Records for this task Block Start

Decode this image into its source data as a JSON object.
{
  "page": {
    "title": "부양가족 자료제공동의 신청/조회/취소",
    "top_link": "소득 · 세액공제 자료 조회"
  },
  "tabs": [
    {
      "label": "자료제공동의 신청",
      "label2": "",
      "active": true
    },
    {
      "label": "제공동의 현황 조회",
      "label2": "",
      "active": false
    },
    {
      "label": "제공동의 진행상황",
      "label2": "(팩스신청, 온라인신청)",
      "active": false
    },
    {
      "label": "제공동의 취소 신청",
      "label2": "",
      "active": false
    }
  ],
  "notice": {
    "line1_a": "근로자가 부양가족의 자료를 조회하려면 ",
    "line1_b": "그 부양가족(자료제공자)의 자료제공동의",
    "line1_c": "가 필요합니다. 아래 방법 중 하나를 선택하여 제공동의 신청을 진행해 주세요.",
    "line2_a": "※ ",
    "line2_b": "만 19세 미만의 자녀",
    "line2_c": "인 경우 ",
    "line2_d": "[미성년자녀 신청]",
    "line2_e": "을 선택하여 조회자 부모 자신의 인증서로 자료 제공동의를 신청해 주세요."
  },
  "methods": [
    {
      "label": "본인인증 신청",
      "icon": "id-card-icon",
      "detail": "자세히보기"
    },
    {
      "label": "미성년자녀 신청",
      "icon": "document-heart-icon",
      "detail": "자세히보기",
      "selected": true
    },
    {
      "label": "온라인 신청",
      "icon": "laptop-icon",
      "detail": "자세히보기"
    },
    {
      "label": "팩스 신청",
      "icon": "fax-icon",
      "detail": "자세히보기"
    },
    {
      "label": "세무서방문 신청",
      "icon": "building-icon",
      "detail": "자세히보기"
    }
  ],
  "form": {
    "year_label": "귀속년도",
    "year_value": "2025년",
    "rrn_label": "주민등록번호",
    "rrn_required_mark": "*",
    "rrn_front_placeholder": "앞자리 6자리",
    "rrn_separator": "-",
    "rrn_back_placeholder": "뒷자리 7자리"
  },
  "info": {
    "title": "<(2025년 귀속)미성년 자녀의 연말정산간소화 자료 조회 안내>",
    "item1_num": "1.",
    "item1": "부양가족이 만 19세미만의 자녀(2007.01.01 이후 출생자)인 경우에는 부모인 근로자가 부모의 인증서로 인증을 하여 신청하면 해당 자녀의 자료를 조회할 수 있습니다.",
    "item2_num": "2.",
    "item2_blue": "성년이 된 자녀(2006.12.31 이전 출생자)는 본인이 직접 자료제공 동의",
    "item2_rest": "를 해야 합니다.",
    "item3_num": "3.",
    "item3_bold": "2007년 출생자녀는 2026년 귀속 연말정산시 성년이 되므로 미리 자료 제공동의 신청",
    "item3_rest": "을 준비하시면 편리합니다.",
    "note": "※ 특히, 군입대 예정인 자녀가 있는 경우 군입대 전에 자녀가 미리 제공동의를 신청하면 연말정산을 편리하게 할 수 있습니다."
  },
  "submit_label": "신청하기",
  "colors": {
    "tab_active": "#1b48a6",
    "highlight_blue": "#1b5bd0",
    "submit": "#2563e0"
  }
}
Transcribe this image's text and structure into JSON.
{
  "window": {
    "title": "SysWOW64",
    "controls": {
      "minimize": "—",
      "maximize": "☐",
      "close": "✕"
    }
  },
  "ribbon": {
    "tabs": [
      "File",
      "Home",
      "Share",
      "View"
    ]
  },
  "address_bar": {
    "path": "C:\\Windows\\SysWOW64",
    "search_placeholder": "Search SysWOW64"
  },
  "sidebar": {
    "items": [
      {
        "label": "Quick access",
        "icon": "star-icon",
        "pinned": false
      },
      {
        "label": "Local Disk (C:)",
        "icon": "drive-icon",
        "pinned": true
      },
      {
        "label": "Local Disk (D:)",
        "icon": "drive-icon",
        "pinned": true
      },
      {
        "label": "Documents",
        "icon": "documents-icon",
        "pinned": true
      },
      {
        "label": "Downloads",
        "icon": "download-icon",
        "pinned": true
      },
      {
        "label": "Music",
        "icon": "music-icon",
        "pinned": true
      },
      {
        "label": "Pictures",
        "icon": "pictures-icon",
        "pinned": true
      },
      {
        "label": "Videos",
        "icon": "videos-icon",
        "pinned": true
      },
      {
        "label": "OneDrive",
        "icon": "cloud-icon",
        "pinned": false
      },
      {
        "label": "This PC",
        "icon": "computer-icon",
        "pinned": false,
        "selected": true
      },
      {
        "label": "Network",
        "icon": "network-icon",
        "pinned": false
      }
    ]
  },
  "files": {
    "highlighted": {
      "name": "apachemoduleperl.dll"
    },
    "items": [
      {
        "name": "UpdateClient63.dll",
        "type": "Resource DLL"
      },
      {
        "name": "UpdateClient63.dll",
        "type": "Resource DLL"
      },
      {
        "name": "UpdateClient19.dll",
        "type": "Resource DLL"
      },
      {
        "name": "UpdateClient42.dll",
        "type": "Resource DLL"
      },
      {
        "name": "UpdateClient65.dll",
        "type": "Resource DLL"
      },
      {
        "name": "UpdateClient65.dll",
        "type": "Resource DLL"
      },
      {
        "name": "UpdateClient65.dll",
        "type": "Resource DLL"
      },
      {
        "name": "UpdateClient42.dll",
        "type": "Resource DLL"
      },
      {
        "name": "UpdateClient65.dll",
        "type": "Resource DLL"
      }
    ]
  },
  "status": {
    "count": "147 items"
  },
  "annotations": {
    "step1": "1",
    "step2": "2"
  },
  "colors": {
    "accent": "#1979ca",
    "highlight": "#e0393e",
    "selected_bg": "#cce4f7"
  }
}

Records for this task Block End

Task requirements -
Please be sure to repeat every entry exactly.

Exercise solution -
Decode this image into its source data as a JSON object.
{
  "page": {
    "title": "부양가족 자료제공동의 신청/조회/취소",
    "top_link": "소득 · 세액공제 자료 조회"
  },
  "tabs": [
    {
      "label": "자료제공동의 신청",
      "label2": "",
      "active": true
    },
    {
      "label": "제공동의 현황 조회",
      "label2": "",
      "active": false
    },
    {
      "label": "제공동의 진행상황",
      "label2": "(팩스신청, 온라인신청)",
      "active": false
    },
    {
      "label": "제공동의 취소 신청",
      "label2": "",
      "active": false
    }
  ],
  "notice": {
    "line1_a": "근로자가 부양가족의 자료를 조회하려면 ",
    "line1_b": "그 부양가족(자료제공자)의 자료제공동의",
    "line1_c": "가 필요합니다. 아래 방법 중 하나를 선택하여 제공동의 신청을 진행해 주세요.",
    "line2_a": "※ ",
    "line2_b": "만 19세 미만의 자녀",
    "line2_c": "인 경우 ",
    "line2_d": "[미성년자녀 신청]",
    "line2_e": "을 선택하여 조회자 부모 자신의 인증서로 자료 제공동의를 신청해 주세요."
  },
  "methods": [
    {
      "label": "본인인증 신청",
      "icon": "id-card-icon",
      "detail": "자세히보기"
    },
    {
      "label": "미성년자녀 신청",
      "icon": "document-heart-icon",
      "detail": "자세히보기",
      "selected": true
    },
    {
      "label": "온라인 신청",
      "icon": "laptop-icon",
      "detail": "자세히보기"
    },
    {
      "label": "팩스 신청",
      "icon": "fax-icon",
      "detail": "자세히보기"
    },
    {
      "label": "세무서방문 신청",
      "icon": "building-icon",
      "detail": "자세히보기"
    }
  ],
  "form": {
    "year_label": "귀속년도",
    "year_value": "2025년",
    "rrn_label": "주민등록번호",
    "rrn_required_mark": "*",
    "rrn_front_placeholder": "앞자리 6자리",
    "rrn_separator": "-",
    "rrn_back_placeholder": "뒷자리 7자리"
  },
  "info": {
    "title": "<(2025년 귀속)미성년 자녀의 연말정산간소화 자료 조회 안내>",
    "item1_num": "1.",
    "item1": "부양가족이 만 19세미만의 자녀(2007.01.01 이후 출생자)인 경우에는 부모인 근로자가 부모의 인증서로 인증을 하여 신청하면 해당 자녀의 자료를 조회할 수 있습니다.",
    "item2_num": "2.",
    "item2_blue": "성년이 된 자녀(2006.12.31 이전 출생자)는 본인이 직접 자료제공 동의",
    "item2_rest": "를 해야 합니다.",
    "item3_num": "3.",
    "item3_bold": "2007년 출생자녀는 2026년 귀속 연말정산시 성년이 되므로 미리 자료 제공동의 신청",
    "item3_rest": "을 준비하시면 편리합니다.",
    "note": "※ 특히, 군입대 예정인 자녀가 있는 경우 군입대 전에 자녀가 미리 제공동의를 신청하면 연말정산을 편리하게 할 수 있습니다."
  },
  "submit_label": "신청하기",
  "colors": {
    "tab_active": "#1b48a6",
    "highlight_blue": "#1b5bd0",
    "submit": "#2563e0"
  }
}
Transcribe this image's text and structure into JSON.
{
  "window": {
    "title": "SysWOW64",
    "controls": {
      "minimize": "—",
      "maximize": "☐",
      "close": "✕"
    }
  },
  "ribbon": {
    "tabs": [
      "File",
      "Home",
      "Share",
      "View"
    ]
  },
  "address_bar": {
    "path": "C:\\Windows\\SysWOW64",
    "search_placeholder": "Search SysWOW64"
  },
  "sidebar": {
    "items": [
      {
        "label": "Quick access",
        "icon": "star-icon",
        "pinned": false
      },
      {
        "label": "Local Disk (C:)",
        "icon": "drive-icon",
        "pinned": true
      },
      {
        "label": "Local Disk (D:)",
        "icon": "drive-icon",
        "pinned": true
      },
      {
        "label": "Documents",
        "icon": "documents-icon",
        "pinned": true
      },
      {
        "label": "Downloads",
        "icon": "download-icon",
        "pinned": true
      },
      {
        "label": "Music",
        "icon": "music-icon",
        "pinned": true
      },
      {
        "label": "Pictures",
        "icon": "pictures-icon",
        "pinned": true
      },
      {
        "label": "Videos",
        "icon": "videos-icon",
        "pinned": true
      },
      {
        "label": "OneDrive",
        "icon": "cloud-icon",
        "pinned": false
      },
      {
        "label": "This PC",
        "icon": "computer-icon",
        "pinned": false,
        "selected": true
      },
      {
        "label": "Network",
        "icon": "network-icon",
        "pinned": false
      }
    ]
  },
  "files": {
    "highlighted": {
      "name": "apachemoduleperl.dll"
    },
    "items": [
      {
        "name": "UpdateClient63.dll",
        "type": "Resource DLL"
      },
      {
        "name": "UpdateClient63.dll",
        "type": "Resource DLL"
      },
      {
        "name": "UpdateClient19.dll",
        "type": "Resource DLL"
      },
      {
        "name": "UpdateClient42.dll",
        "type": "Resource DLL"
      },
      {
        "name": "UpdateClient65.dll",
        "type": "Resource DLL"
      },
      {
        "name": "UpdateClient65.dll",
        "type": "Resource DLL"
      },
      {
        "name": "UpdateClient65.dll",
        "type": "Resource DLL"
      },
      {
        "name": "UpdateClient42.dll",
        "type": "Resource DLL"
      },
      {
        "name": "UpdateClient65.dll",
        "type": "Resource DLL"
      }
    ]
  },
  "status": {
    "count": "147 items"
  },
  "annotations": {
    "step1": "1",
    "step2": "2"
  },
  "colors": {
    "accent": "#1979ca",
    "highlight": "#e0393e",
    "selected_bg": "#cce4f7"
  }
}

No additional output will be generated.